Sarah hesitated momentarily. And in that instant, a blinding flash of lightning, followed by a primordial crack of thunder that sounded as if it split the earth, illuminated San Gimignano like a dozen noons. Traveling over one hundred million feet per second, the jagged bolt stabbed from billowing thunderheads ten miles up, and, like the wrath of an angry diety, struck the spired campanile of Cappella di Santa Fina.
The carillon’s bells glowed like huge Christmas tree ornaments as fifteen million volts of electrical current coursed through the bronze. Crackling blue fuzz zigzagged along cracks and licked at the edges of stone as the current raced down the church’s wet facade and surged into the porous rock beneath.

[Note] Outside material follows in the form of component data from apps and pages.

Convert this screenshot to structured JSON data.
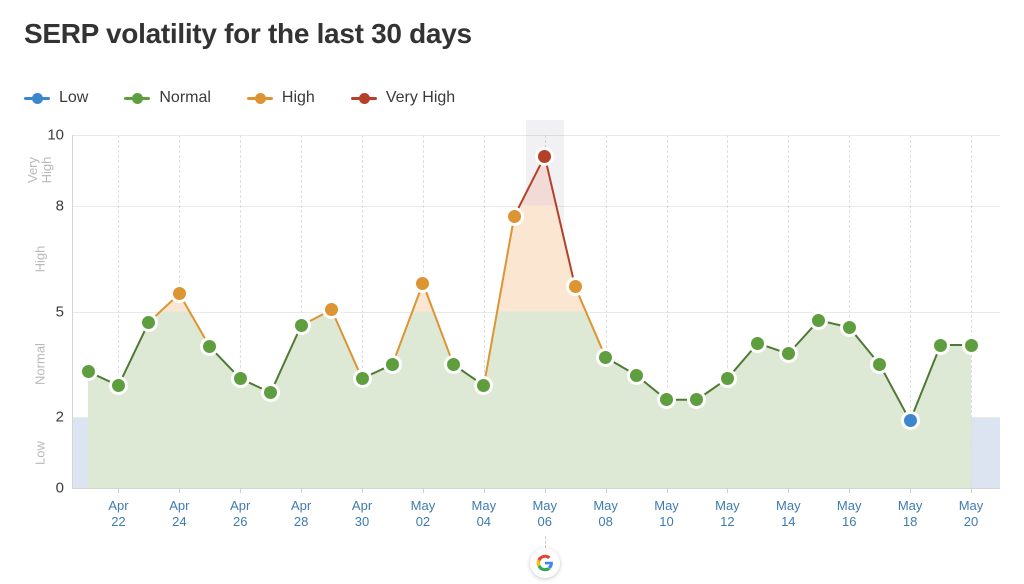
{
  "header": {
    "title": "SERP volatility for the last 30 days"
  },
  "legend": {
    "position": "top-left",
    "items": [
      {
        "label": "Low",
        "color": "#3b87cc",
        "name": "legend-item-low"
      },
      {
        "label": "Normal",
        "color": "#5f9e3f",
        "name": "legend-item-normal"
      },
      {
        "label": "High",
        "color": "#dd9433",
        "name": "legend-item-high"
      },
      {
        "label": "Very High",
        "color": "#b4402a",
        "name": "legend-item-very-high"
      }
    ]
  },
  "axes": {
    "y_ticks": [
      0,
      2,
      5,
      8,
      10
    ],
    "y_zone_labels": [
      "Low",
      "Normal",
      "High",
      "Very High"
    ],
    "x_tick_labels": [
      {
        "month": "Apr",
        "day": "22"
      },
      {
        "month": "Apr",
        "day": "24"
      },
      {
        "month": "Apr",
        "day": "26"
      },
      {
        "month": "Apr",
        "day": "28"
      },
      {
        "month": "Apr",
        "day": "30"
      },
      {
        "month": "May",
        "day": "02"
      },
      {
        "month": "May",
        "day": "04"
      },
      {
        "month": "May",
        "day": "06"
      },
      {
        "month": "May",
        "day": "08"
      },
      {
        "month": "May",
        "day": "10"
      },
      {
        "month": "May",
        "day": "12"
      },
      {
        "month": "May",
        "day": "14"
      },
      {
        "month": "May",
        "day": "16"
      },
      {
        "month": "May",
        "day": "18"
      },
      {
        "month": "May",
        "day": "20"
      }
    ]
  },
  "annotations": {
    "highlight_date": "May 06",
    "badge_icon": "google-g-icon",
    "badge_label": "G"
  },
  "colors": {
    "low": "#3b87cc",
    "normal": "#5f9e3f",
    "high": "#dd9433",
    "very_high": "#b4402a",
    "low_band": "#dde4f1",
    "normal_fill": "#dde8d5",
    "high_fill": "#fbe6d2",
    "very_high_fill": "#f2dad6",
    "highlight_band": "#b3adbd",
    "x_label": "#3e7bb0",
    "grid": "#e9e9e9",
    "title": "#333333"
  },
  "chart_data": {
    "type": "area",
    "title": "SERP volatility for the last 30 days",
    "xlabel": "",
    "ylabel": "",
    "ylim": [
      0,
      10
    ],
    "xlim": [
      "Apr 21",
      "May 20"
    ],
    "grid": true,
    "legend_position": "top-left",
    "zones": [
      {
        "name": "Low",
        "range": [
          0,
          2
        ],
        "color": "#3b87cc"
      },
      {
        "name": "Normal",
        "range": [
          2,
          5
        ],
        "color": "#5f9e3f"
      },
      {
        "name": "High",
        "range": [
          5,
          8
        ],
        "color": "#dd9433"
      },
      {
        "name": "Very High",
        "range": [
          8,
          10
        ],
        "color": "#b4402a"
      }
    ],
    "x": [
      "Apr 21",
      "Apr 22",
      "Apr 23",
      "Apr 24",
      "Apr 25",
      "Apr 26",
      "Apr 27",
      "Apr 28",
      "Apr 29",
      "Apr 30",
      "May 01",
      "May 02",
      "May 03",
      "May 04",
      "May 05",
      "May 06",
      "May 07",
      "May 08",
      "May 09",
      "May 10",
      "May 11",
      "May 12",
      "May 13",
      "May 14",
      "May 15",
      "May 16",
      "May 17",
      "May 18",
      "May 19",
      "May 20"
    ],
    "values": [
      3.3,
      2.9,
      4.7,
      5.5,
      4.0,
      3.1,
      2.7,
      4.6,
      5.05,
      3.1,
      3.5,
      5.8,
      3.5,
      2.9,
      7.7,
      9.4,
      5.7,
      3.7,
      3.2,
      2.5,
      2.5,
      3.1,
      4.1,
      3.8,
      4.75,
      4.55,
      3.5,
      1.9,
      4.05,
      4.05
    ],
    "point_levels": [
      "normal",
      "normal",
      "normal",
      "high",
      "normal",
      "normal",
      "normal",
      "normal",
      "high",
      "normal",
      "normal",
      "high",
      "normal",
      "normal",
      "high",
      "very_high",
      "high",
      "normal",
      "normal",
      "normal",
      "normal",
      "normal",
      "normal",
      "normal",
      "normal",
      "normal",
      "normal",
      "low",
      "normal",
      "normal"
    ]
  }
}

In the limestone catacombs, the German soldiers, working to cover the crates of ammunition and drums of fuel with tarpaulins, watched horrified as the current darted out of fissures and crevices, and crawled across the moist surfaces buzzing with high energy. For the briefest instant, the caverns glowed with an ultraviolet fluorescence. Then the bristling voltage discharged in angry sheets across the ankle-deep water and through the ammunition and fuel at temperatures close to 50,000°F. The entire cache exploded in a chain reaction that accelerated through the network of tunnels beneath San Gimignano.
The whole town shuddered as if struck by a devastating earthquake. Buildings crumbled. Streets buckled and collapsed. Church bells rang wildly. Flocks of ravens erupted from the towers, filling the air with their angled black shapes. Thousands of cats darted wildly through the streets. Townsfolk and German soldiers ran panicked into the heavy rain.

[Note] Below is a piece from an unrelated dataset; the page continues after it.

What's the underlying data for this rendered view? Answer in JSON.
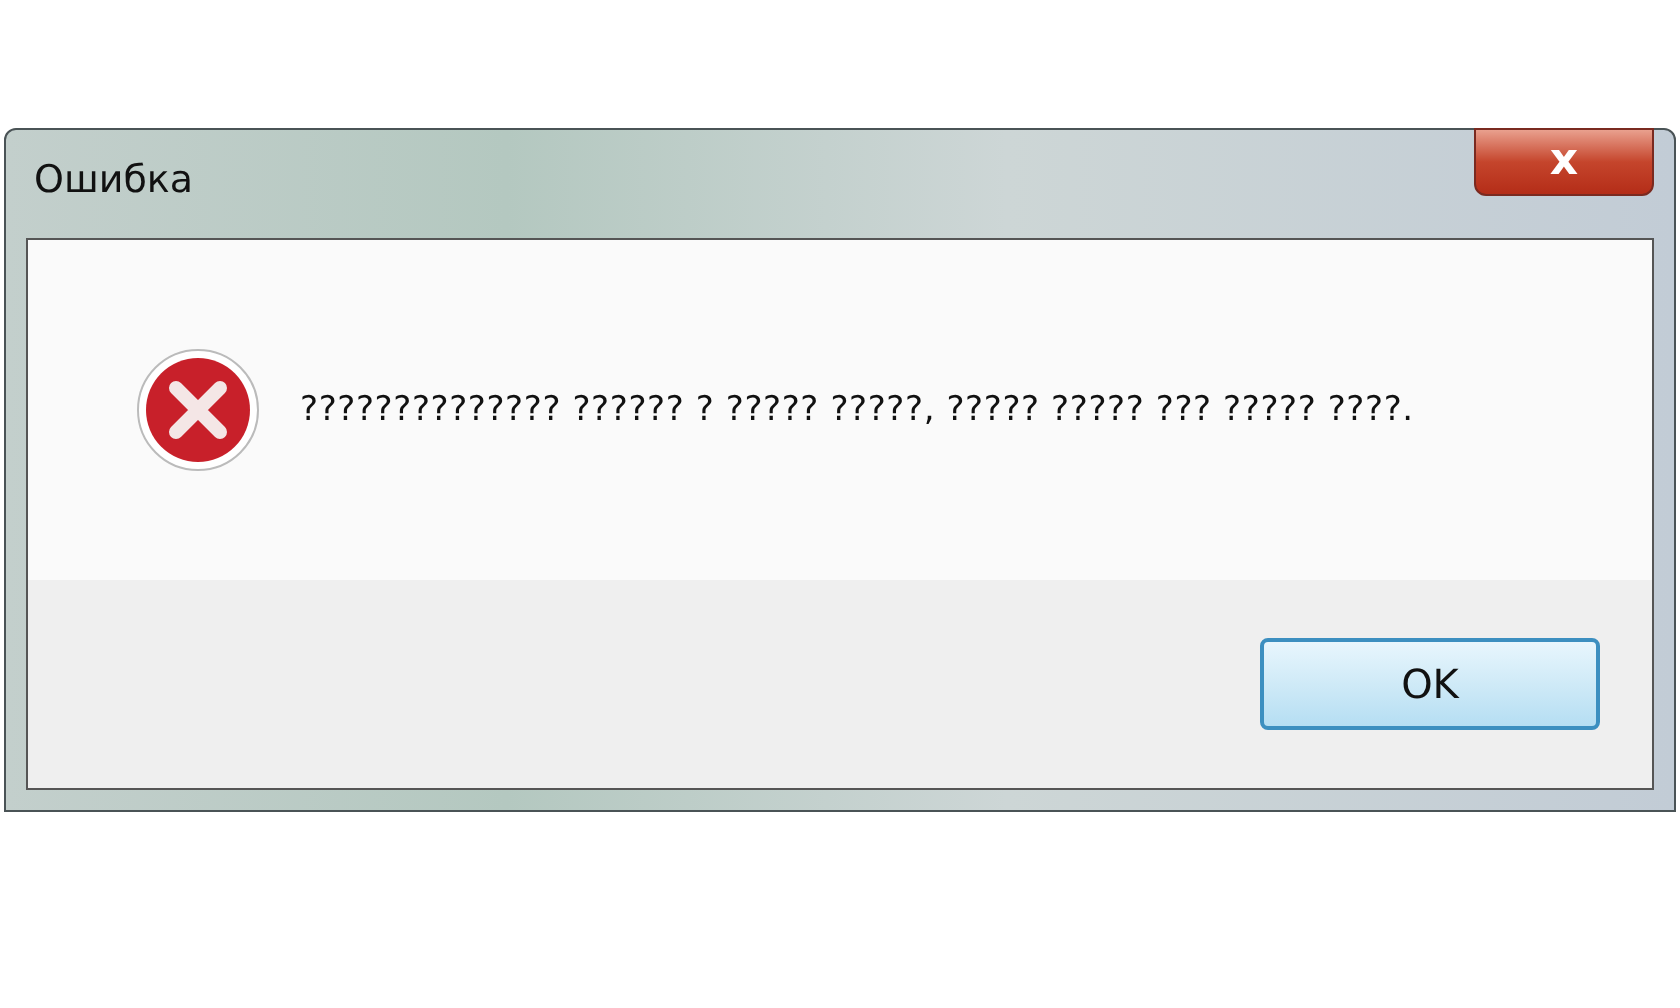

The German patrol, advancing along the side of the granary, was buried in an avalanche of rubble as the wall above them collapsed. Et-tore jumped into the truck and drove off with his badly wounded passenger.

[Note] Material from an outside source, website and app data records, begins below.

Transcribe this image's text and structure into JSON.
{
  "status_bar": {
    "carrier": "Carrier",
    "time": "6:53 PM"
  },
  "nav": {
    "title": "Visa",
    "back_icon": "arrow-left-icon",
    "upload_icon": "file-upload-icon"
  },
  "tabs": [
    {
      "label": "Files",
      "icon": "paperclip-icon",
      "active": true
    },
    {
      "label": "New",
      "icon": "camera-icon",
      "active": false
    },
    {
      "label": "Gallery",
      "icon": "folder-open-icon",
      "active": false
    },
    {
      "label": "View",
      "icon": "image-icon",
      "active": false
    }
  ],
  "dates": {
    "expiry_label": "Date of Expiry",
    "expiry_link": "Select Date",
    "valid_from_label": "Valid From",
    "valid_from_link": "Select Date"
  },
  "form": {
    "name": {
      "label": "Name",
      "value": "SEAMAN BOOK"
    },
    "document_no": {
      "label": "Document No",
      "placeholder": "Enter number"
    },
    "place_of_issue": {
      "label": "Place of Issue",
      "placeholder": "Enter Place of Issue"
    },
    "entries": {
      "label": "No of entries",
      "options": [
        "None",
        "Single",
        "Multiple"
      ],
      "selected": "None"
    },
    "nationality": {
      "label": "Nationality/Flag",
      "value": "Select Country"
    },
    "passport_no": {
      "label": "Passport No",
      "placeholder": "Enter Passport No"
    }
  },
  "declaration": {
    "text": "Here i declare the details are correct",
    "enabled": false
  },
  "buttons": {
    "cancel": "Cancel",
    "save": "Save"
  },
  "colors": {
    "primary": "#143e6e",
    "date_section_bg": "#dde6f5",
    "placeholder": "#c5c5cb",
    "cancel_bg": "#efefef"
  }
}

Deschin had just grasped Sarah’s hand to drag her from the basement when the granary came crashing down around them. She screamed as a huge section of the concrete-and-stone slab overhead fell, knocking them to the ground in a shower of dust and grain. Tons of rubble cascaded down, mercifully burying Rosenthal’s body. Then the frightening roar and quaking gave way to an eerie silence, and the sounds of rain.
Sarah and Deschin were lying on the floor, a short distance apart. But neither could see the other through the dust-filled air and darkness.
“Sarah?” Deschin called out.
“Here,” she replied. “Over here.”
Deschin crawled in the direction of her voice. His fingers found her hand, and he kept going until they were face-to-face.
“Are you hurt?”
“No. I’m okay,” she replied. “You?”
“Okay,” he parroted.
“The German supply depot must have blown,” Deschin replied, smiling and sniffing at the air that was thick with the pungent odor of cordite and fuel.
He worked himself into a sitting position, and helped Sarah do the same. His smile vanished when he saw they were encircled by a wall of rabble and grain sacks, capped by the slab above.
The falling concrete floor had slammed into the sacks, which had been stacked high around them. The uppermost bags burst, absorbing the impact; while those below supported the weight, keeping the slab from crushing them to death.
“We’re trapped,” Sarah exclaimed, a tremor in her voice. “We’re buried alive, Aleksei. There’s no way out of here.”
“I’ve already found two,” he said brightly.
“Two?” she wondered, with a puzzled look.